WHAT YOU WILL DO: Below are the records; retype each one exactly.

Dataset rows describing interfaces:
======

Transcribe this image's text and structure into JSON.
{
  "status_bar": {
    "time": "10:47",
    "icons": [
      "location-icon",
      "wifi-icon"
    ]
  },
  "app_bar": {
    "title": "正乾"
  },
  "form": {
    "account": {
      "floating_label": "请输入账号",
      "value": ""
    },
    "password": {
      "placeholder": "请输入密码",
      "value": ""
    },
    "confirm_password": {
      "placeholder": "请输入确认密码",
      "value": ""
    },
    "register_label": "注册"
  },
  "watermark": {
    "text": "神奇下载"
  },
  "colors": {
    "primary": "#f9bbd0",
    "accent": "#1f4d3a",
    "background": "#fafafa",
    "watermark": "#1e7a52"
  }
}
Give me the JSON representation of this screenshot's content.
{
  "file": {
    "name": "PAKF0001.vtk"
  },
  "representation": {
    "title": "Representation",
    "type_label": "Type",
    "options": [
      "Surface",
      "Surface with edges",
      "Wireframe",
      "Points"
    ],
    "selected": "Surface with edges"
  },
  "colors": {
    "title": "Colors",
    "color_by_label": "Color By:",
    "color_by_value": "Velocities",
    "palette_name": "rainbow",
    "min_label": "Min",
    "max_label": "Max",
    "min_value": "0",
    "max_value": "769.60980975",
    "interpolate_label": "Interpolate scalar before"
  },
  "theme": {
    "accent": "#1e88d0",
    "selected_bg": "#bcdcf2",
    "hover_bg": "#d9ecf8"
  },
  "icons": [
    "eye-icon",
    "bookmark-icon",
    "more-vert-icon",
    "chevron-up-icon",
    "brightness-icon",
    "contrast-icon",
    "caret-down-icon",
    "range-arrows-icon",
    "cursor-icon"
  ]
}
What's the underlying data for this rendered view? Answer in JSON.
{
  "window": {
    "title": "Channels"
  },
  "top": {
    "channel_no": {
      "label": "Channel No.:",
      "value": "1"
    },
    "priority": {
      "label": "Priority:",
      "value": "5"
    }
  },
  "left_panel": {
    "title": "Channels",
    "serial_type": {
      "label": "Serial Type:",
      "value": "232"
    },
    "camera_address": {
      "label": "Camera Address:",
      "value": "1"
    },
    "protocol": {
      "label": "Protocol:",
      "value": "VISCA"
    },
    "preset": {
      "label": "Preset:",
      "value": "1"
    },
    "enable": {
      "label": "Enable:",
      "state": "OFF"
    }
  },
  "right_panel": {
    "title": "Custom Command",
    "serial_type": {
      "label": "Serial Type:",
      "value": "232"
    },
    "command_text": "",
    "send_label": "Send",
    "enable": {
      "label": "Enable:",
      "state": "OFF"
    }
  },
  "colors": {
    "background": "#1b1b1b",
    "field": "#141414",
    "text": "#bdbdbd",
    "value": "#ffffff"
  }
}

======

TASK RESPONSE:
Transcribe this image's text and structure into JSON.
{
  "status_bar": {
    "time": "10:47",
    "icons": [
      "location-icon",
      "wifi-icon"
    ]
  },
  "app_bar": {
    "title": "正乾"
  },
  "form": {
    "account": {
      "floating_label": "请输入账号",
      "value": ""
    },
    "password": {
      "placeholder": "请输入密码",
      "value": ""
    },
    "confirm_password": {
      "placeholder": "请输入确认密码",
      "value": ""
    },
    "register_label": "注册"
  },
  "watermark": {
    "text": "神奇下载"
  },
  "colors": {
    "primary": "#f9bbd0",
    "accent": "#1f4d3a",
    "background": "#fafafa",
    "watermark": "#1e7a52"
  }
}
Give me the JSON representation of this screenshot's content.
{
  "file": {
    "name": "PAKF0001.vtk"
  },
  "representation": {
    "title": "Representation",
    "type_label": "Type",
    "options": [
      "Surface",
      "Surface with edges",
      "Wireframe",
      "Points"
    ],
    "selected": "Surface with edges"
  },
  "colors": {
    "title": "Colors",
    "color_by_label": "Color By:",
    "color_by_value": "Velocities",
    "palette_name": "rainbow",
    "min_label": "Min",
    "max_label": "Max",
    "min_value": "0",
    "max_value": "769.60980975",
    "interpolate_label": "Interpolate scalar before"
  },
  "theme": {
    "accent": "#1e88d0",
    "selected_bg": "#bcdcf2",
    "hover_bg": "#d9ecf8"
  },
  "icons": [
    "eye-icon",
    "bookmark-icon",
    "more-vert-icon",
    "chevron-up-icon",
    "brightness-icon",
    "contrast-icon",
    "caret-down-icon",
    "range-arrows-icon",
    "cursor-icon"
  ]
}
What's the underlying data for this rendered view? Answer in JSON.
{
  "window": {
    "title": "Channels"
  },
  "top": {
    "channel_no": {
      "label": "Channel No.:",
      "value": "1"
    },
    "priority": {
      "label": "Priority:",
      "value": "5"
    }
  },
  "left_panel": {
    "title": "Channels",
    "serial_type": {
      "label": "Serial Type:",
      "value": "232"
    },
    "camera_address": {
      "label": "Camera Address:",
      "value": "1"
    },
    "protocol": {
      "label": "Protocol:",
      "value": "VISCA"
    },
    "preset": {
      "label": "Preset:",
      "value": "1"
    },
    "enable": {
      "label": "Enable:",
      "state": "OFF"
    }
  },
  "right_panel": {
    "title": "Custom Command",
    "serial_type": {
      "label": "Serial Type:",
      "value": "232"
    },
    "command_text": "",
    "send_label": "Send",
    "enable": {
      "label": "Enable:",
      "state": "OFF"
    }
  },
  "colors": {
    "background": "#1b1b1b",
    "field": "#141414",
    "text": "#bdbdbd",
    "value": "#ffffff"
  }
}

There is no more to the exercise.